# Why is work done independent of velocity direction? [closed]

I have a problem with this question I'm attempting. It says an electron has kinetic energy $$K_1$$ and work is done until its moving in the opposite direction with a quarter of its original velocity. I've solved it to find the work done was $$-15K_1/16$$ but it then asks me if the answer depends on the electrons direction. So I thought, if the electron was moving in its original direction instead of the opposite direction, then its velocity would be reduced by 75% but in the case above its velocity has been changed by 125% (from positive $$V_1$$ to negative $$V_2/4$$ so more work done should be done to move it in the opposite direction but the textbook says no. Why is this?

Edit: This is how I got the value of work done.

$$W = K_2 - K_1$$

$$W = m/2 ((V_1/4)^2-V_1^2)$$

$$W = -15mV_1^2/32 = -15K_1/16$$

• Since this is a homework problem, you should show us a little more work. Like, how did you get $-15K_1/16$? Then, ask yourself if any of the decisions you made when solving the problem depended on the direction of the electron. I'll also point out that I feel the problem is slightly unclear - is it asking about the initial direction, the final direction, or the fact that the electron changed direction at all? We can answer all of them, but we should see how you got the answer you got first. – levitopher Nov 8 at 22:13
• Added to edit. I can see $V_1/4$ would be the same regardless of the direction since kinetic energy uses magnitude of the velocity. So work done is same in reducing the velocity by 75% as it is for 125%? – user552217 Nov 8 at 22:45
• Yeah, see Pablo's answer below. Kinetic energy only depends on the speed, so the direction doesn't matter. You gotta take some energy out of the system to slow it down, and if you slow it to zero you might have to add some back in, but it's always the same final amount of energy if the speed is fixed. – levitopher Nov 9 at 3:10

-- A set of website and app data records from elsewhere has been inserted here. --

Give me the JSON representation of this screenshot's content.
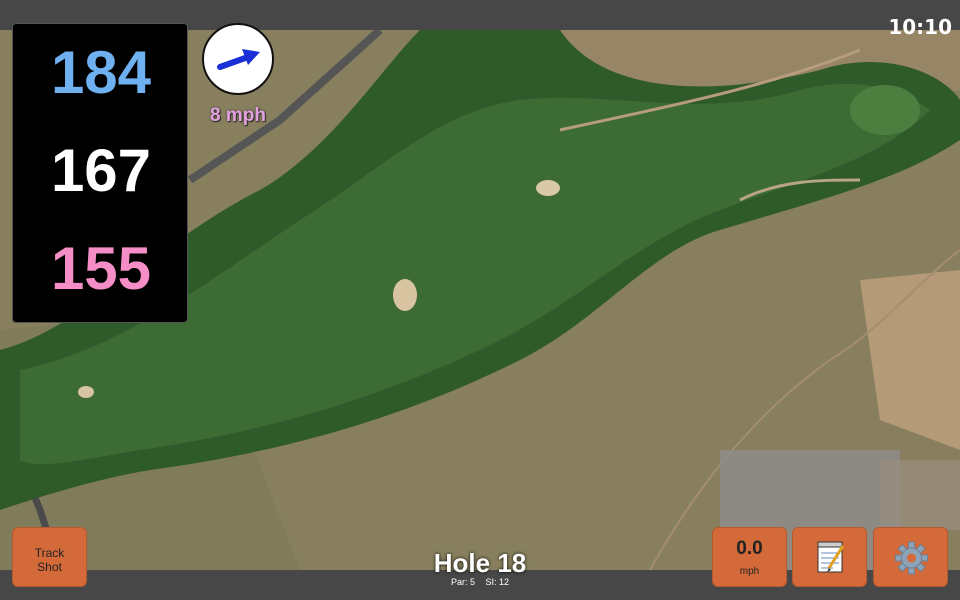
{
  "status": {
    "time": "10:10"
  },
  "distances": {
    "back": "184",
    "middle": "167",
    "front": "155"
  },
  "wind": {
    "speed_label": "8 mph",
    "direction_icon": "wind-arrow-icon"
  },
  "hole": {
    "title": "Hole 18",
    "par_label": "Par: 5",
    "si_label": "SI: 12"
  },
  "buttons": {
    "track_shot_line1": "Track",
    "track_shot_line2": "Shot",
    "speed_value": "0.0",
    "speed_unit": "mph",
    "notes_icon": "notepad-icon",
    "settings_icon": "gear-icon"
  },
  "colors": {
    "back": "#6fb0f0",
    "middle": "#ffffff",
    "front": "#f58ec6",
    "button": "#d46a3a",
    "wind_speed": "#e5a0e0"
  }
}
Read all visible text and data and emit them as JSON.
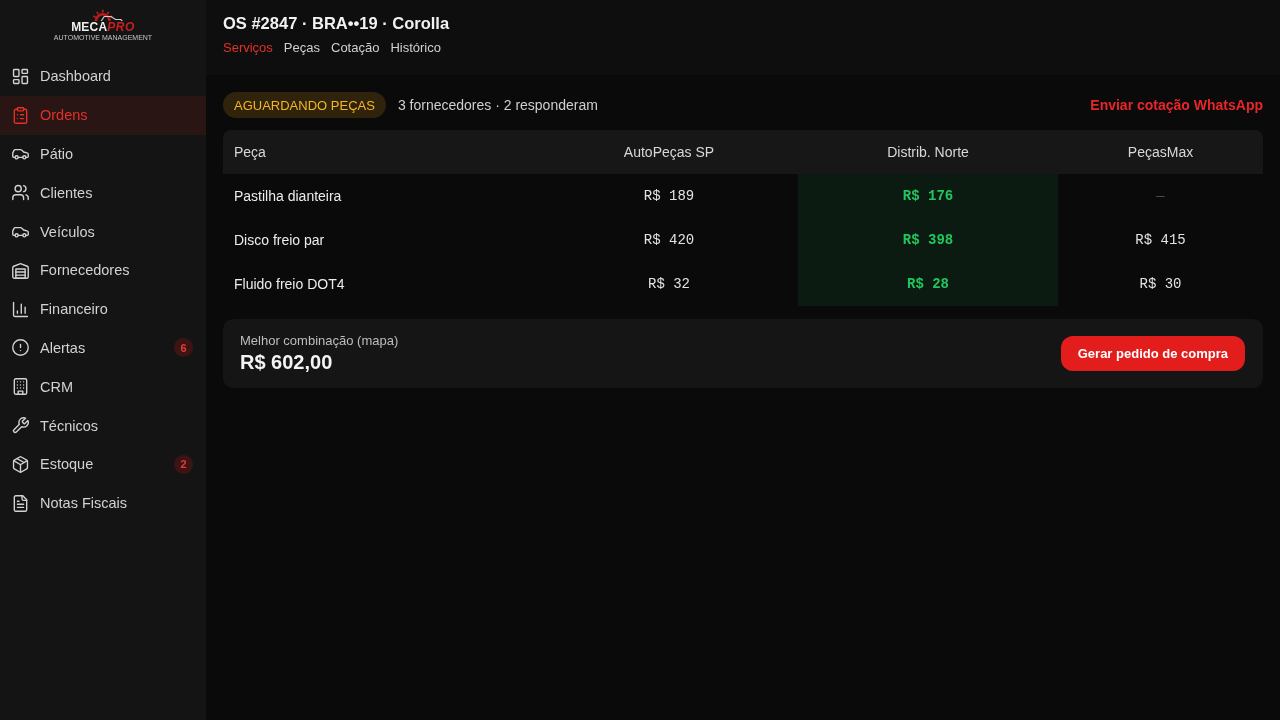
{
  "sidebar": {
    "logo": {
      "name": "MECA",
      "name_accent": "PRO",
      "tagline": "AUTOMOTIVE MANAGEMENT"
    },
    "items": [
      {
        "label": "Dashboard",
        "selected": false
      },
      {
        "label": "Ordens",
        "selected": true
      },
      {
        "label": "Pátio",
        "selected": false
      },
      {
        "label": "Clientes",
        "selected": false
      },
      {
        "label": "Veículos",
        "selected": false
      },
      {
        "label": "Fornecedores",
        "selected": false
      },
      {
        "label": "Financeiro",
        "selected": false
      },
      {
        "label": "Alertas",
        "selected": false,
        "badge": "6"
      },
      {
        "label": "CRM",
        "selected": false
      },
      {
        "label": "Técnicos",
        "selected": false
      },
      {
        "label": "Estoque",
        "selected": false,
        "badge": "2"
      },
      {
        "label": "Notas Fiscais",
        "selected": false
      }
    ]
  },
  "header": {
    "title": "OS #2847 · BRA••19 · Corolla",
    "tabs": [
      {
        "label": "Serviços",
        "selected": true
      },
      {
        "label": "Peças",
        "selected": false
      },
      {
        "label": "Cotação",
        "selected": false
      },
      {
        "label": "Histórico",
        "selected": false
      }
    ]
  },
  "quote_bar": {
    "status": "AGUARDANDO PEÇAS",
    "summary": "3 fornecedores · 2 responderam",
    "action": "Enviar cotação WhatsApp"
  },
  "quote_table": {
    "part_header": "Peça",
    "suppliers": [
      {
        "name": "AutoPeças SP",
        "recommended": false
      },
      {
        "name": "Distrib. Norte",
        "recommended": true
      },
      {
        "name": "PeçasMax",
        "recommended": false
      }
    ],
    "parts": [
      {
        "name": "Pastilha dianteira",
        "prices": [
          {
            "value": "R$ 189",
            "best": false,
            "available": true
          },
          {
            "value": "R$ 176",
            "best": true,
            "available": true
          },
          {
            "value": "—",
            "best": false,
            "available": false
          }
        ]
      },
      {
        "name": "Disco freio par",
        "prices": [
          {
            "value": "R$ 420",
            "best": false,
            "available": true
          },
          {
            "value": "R$ 398",
            "best": true,
            "available": true
          },
          {
            "value": "R$ 415",
            "best": false,
            "available": true
          }
        ]
      },
      {
        "name": "Fluido freio DOT4",
        "prices": [
          {
            "value": "R$ 32",
            "best": false,
            "available": true
          },
          {
            "value": "R$ 28",
            "best": true,
            "available": true
          },
          {
            "value": "R$ 30",
            "best": false,
            "available": true
          }
        ]
      }
    ]
  },
  "summary": {
    "label": "Melhor combinação (mapa)",
    "total": "R$ 602,00",
    "action": "Gerar pedido de compra"
  }
}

According to the Work-Energy Theorem, the net work done to some object is equal to the difference in its kinetic energy, this is, \begin{align} W_{net}=K_{final}-K_{initial}. \end{align}
In order to understand what you mean by "independent of velocity direction", suppose we have an object at rest, and you can move it either to the right or to the left. Firstly, consider that we move it to the right by some force so it ends up with a velocity $$v$$, then the net work done is \begin{align} W_{net}&=\frac{1}{2}mv^2 - 0. \\ &=\frac{1}{2}mv^2 . \end{align} On the other hand, if we move it to the left so it ends up with a velocity $$v_1$$ but in the opposite direction, then the total work is the same as before, this is because in both cases its initial state is rest, and its final state have the same kinetic energy. This means that net work $$\textbf{doesn't care at all}$$ in which direction the object is moving, but instead in its initial and final $$\textbf{velocity magnitude}$$ .
Going back to your problem, what happens is that we apply some work $$W_1$$ to decelerate the body down to 25% its initial velocity, so the object's kinetic energy will be equal to $$K_1 /16$$. This way, we get \begin{align} W_1 &= K_1 / 16 - K_1 \\ &= -\frac{15}{16}K_1. \end{align} Now, if we want to reverse the object's velocity direction as you point out, then we need to exert some work $$W_2$$ to slow it down to rest, and afterwards we exert an additional work $$W_3$$ to accelerate it up to the a final kinetic energy equal to $$K_1 / 16$$, so it moves in the opposite direction. We can note that $$W_2$$ takes the body initially at $$K_1 / 16$$ to a final state of rest, and $$W_3$$ takes the body initially at rest to a final state with $$K_1 / 16$$ kinetic energy. Hence, $$W_2$$ and $$W_3$$ have the same magnitude but opposite sign, this is, \begin{align} W_2 &= 0 - K_1 / 16 \\ &= - K_1 / 16, \\ W_3 &= K_1 / 16 - 0 \\ &= K_1 / 16. \end{align} This way, the total work exerted upon the object in order to reverse its direction after the work $$W_1$$ has been done is equal to $$W_2 + W_3 = 0$$. This show up the fact that the direction of movement in the final state of the object is irrelevant in terms of the net work done to it.